ACTION ITEM =
Each line of the records that holds the word "product" should be copied out.

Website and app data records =
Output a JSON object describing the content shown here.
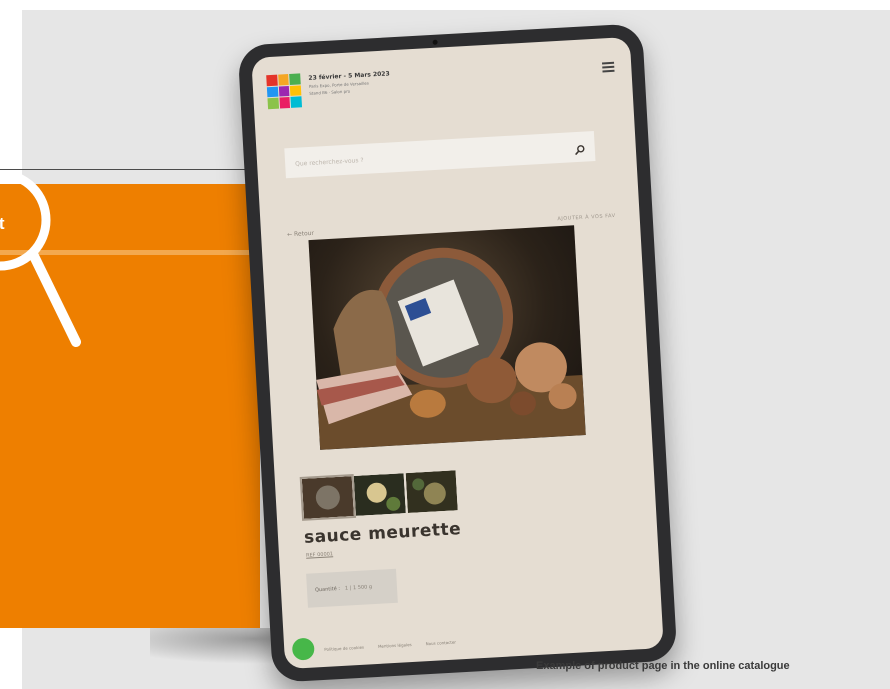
{
  "left_panel": {
    "text_fragment": "ext",
    "magnifier_icon": "magnifier-icon",
    "colors": {
      "orange": "#ee7f00",
      "band": "#f3a94f",
      "divider": "#4b4b4b"
    }
  },
  "tablet": {
    "header": {
      "event_date": "23 février - 5 Mars 2023",
      "event_lines": [
        "Paris Expo, Porte de Versailles",
        "Stand B6 · Salon pro"
      ],
      "menu_icon": "hamburger-menu-icon",
      "logo_colors": [
        "#e4342a",
        "#f5a623",
        "#4caf50",
        "#2196f3",
        "#9c27b0",
        "#ffc107",
        "#8bc34a",
        "#e91e63",
        "#00bcd4"
      ]
    },
    "search": {
      "placeholder": "Que recherchez-vous ?",
      "icon": "search-icon"
    },
    "back_link": "← Retour",
    "add_link": "AJOUTER À VOS FAV",
    "product": {
      "name": "sauce meurette",
      "reference": "REF 00001",
      "quantity_label": "Quantité :",
      "quantity_value": "1 | 1 500 g"
    },
    "bottom_links": [
      "Politique de cookies",
      "Mentions légales",
      "Nous contacter"
    ],
    "chat_icon": "chat-icon"
  },
  "caption": "Example of product page in the online catalogue"
}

WRITTEN RESPONSE =
    "product": {
  "caption": "Example of product page in the online catalogue"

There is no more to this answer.